Featured image: design by K.C.Otenti, Assets by kropekk_pl on Pixabay and Andrew Rybalko on Shutterstock. Audio: recorded with Voice Recorder by quality apps, edited in Audacity.
4 for Now
I’m not an expert on the experiences of Black folks (or any Person of Color) and I have no authority (nor do I intend) to speak for anyone but me. I am a white woman sharing what I’ve learned from a variety of sources through my perspective. That said, it’s important for anyone learning about race and racism to consider certain things when turning to other white people for answers.
First, we just don’t get it. As members of the race in power in the U.S., we haven’t been oppressed based on our skin like folks of color have.
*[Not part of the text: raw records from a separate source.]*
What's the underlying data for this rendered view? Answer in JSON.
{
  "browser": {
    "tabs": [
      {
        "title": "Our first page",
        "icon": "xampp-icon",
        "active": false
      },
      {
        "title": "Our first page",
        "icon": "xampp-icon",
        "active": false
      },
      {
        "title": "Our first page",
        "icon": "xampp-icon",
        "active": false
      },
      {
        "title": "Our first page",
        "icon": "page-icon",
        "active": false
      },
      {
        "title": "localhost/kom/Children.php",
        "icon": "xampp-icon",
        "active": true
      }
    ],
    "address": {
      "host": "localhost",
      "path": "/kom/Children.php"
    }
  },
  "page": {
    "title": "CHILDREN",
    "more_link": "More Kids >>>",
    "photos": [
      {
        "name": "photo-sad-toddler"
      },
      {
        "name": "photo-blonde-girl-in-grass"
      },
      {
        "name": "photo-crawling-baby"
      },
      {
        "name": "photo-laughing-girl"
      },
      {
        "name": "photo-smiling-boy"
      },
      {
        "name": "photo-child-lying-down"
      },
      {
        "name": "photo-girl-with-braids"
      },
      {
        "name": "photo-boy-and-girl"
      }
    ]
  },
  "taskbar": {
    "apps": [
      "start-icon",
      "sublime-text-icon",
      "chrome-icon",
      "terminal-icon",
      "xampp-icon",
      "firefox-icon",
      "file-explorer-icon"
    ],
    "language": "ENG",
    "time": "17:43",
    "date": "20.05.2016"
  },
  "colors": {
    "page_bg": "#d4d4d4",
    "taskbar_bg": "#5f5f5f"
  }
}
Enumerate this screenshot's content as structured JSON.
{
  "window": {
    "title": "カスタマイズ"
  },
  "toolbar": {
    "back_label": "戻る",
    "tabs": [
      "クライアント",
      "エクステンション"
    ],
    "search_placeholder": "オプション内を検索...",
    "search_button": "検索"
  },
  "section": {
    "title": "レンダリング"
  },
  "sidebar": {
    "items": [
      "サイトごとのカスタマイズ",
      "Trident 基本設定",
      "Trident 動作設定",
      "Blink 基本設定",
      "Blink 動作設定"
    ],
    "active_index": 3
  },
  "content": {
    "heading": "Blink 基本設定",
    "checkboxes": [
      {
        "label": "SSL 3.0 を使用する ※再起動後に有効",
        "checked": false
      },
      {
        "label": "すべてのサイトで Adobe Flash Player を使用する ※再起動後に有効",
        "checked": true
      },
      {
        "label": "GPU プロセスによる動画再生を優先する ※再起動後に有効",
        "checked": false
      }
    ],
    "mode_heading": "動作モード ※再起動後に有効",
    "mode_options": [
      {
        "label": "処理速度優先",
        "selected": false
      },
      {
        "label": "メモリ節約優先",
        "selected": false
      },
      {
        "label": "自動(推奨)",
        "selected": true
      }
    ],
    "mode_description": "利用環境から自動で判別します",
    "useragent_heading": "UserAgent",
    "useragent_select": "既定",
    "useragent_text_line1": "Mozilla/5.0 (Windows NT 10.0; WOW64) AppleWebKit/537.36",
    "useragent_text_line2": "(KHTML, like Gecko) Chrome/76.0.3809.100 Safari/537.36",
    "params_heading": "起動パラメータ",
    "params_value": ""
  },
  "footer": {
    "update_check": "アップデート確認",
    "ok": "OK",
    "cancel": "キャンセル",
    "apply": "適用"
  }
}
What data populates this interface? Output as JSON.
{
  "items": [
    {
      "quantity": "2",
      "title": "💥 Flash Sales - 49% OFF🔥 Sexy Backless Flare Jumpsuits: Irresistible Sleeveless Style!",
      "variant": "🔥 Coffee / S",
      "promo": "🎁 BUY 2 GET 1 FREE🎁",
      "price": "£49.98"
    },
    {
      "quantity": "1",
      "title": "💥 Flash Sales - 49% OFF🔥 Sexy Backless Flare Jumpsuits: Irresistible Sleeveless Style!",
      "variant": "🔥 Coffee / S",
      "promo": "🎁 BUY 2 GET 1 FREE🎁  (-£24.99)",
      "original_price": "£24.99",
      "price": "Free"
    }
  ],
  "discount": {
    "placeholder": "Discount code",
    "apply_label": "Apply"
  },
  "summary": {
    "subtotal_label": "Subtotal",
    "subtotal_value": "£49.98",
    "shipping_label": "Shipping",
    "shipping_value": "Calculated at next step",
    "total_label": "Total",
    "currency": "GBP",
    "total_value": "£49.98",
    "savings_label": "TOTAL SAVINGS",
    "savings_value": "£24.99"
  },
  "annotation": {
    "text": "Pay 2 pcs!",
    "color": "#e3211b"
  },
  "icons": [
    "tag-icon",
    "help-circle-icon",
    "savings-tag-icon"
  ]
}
True, there are other privileges we may not enjoy (we can’t all be white cis hetero Catholic men). But these different discriminations happen in addition to racism for people of color.
And white folks are here because our ancestors chose to be here. Descendants of enslaved people are here because our ancestors forced their ancestors here to help the so-called founders of the country build and maintain wealth (while not even being allowed to enjoy basic freedoms). You may sometimes feel like a “slave” to your job, but you’re making money to maintain a lifestyle Black folks in the U.S. weren’t allowed for centuries.
Second, we’ve been socialized and educated not to see or admit systemic-level racism. The history here is a massive topic, but briefly: to stay in power, white people created racism to justify the horrible things they did to Black people. They can only keep their power if everyone is on board (or if they can control those who aren’t).
And, as author Ijeoma Oluo has said, it’s easier for people to perpetuate interpersonal racism when there’s systemic support. If you have something personal against Black people, when your school or work or government enforces that belief, you feel validated and spread your seemingly “correct” ideas.
So the powers that be lie to us, and after generations of propaganda, people stop questioning. Now it’s “the way we’ve always done things” or “our heritage.” Those who speak out are shamed for betraying their country. And the mass delusion that everything’s okay continues.
Finally, our perceptions of ourselves often differ from how others see us. You may feel cool as a cucumber while your friend wonders why you’re so worried you’re biting your fingernails. Psychologist Steve Ayan says that contemporary psychology questions the idea that we can know ourselves objectively. I mean, when we’ve been conditioned our whole lives into racism, how can we be confident that we’re not hurting Black folks even though we “didn’t mean any harm”?
The lesson here is to not blindly accept a white person’s opinion on race without asking questions. Is it one person’s perspective or is it a fact? Are there other sources that can back it up? Are they trying to speak for someone else? I speak because the onus doesn’t fall on oppressed people to educate their oppressors. But be sure you’re listening to them, too.
4 for Later
- For a story illustrating the difference between Black and white childhoods, see Clint Smith’s How to Raise a Black Son in America (5 minute Ted Talk).
- For additional stories of the Black experience, see LeVar Burton’s video series, This Is My Story (six videos, each 2:30-3:30 minutes long). Be warned: he uses NSFW or kids language!
- Ten Things You Don’t Know About Yourself by Steve Ayan illustrates why it’s hard to be objective about ourselves. (20-30 minute read)
- Ijeoma Oluo speaks to NPR’s Noel King in What Systemic Racism Means And The Way It Harms Communities (7-minute audio with transcription).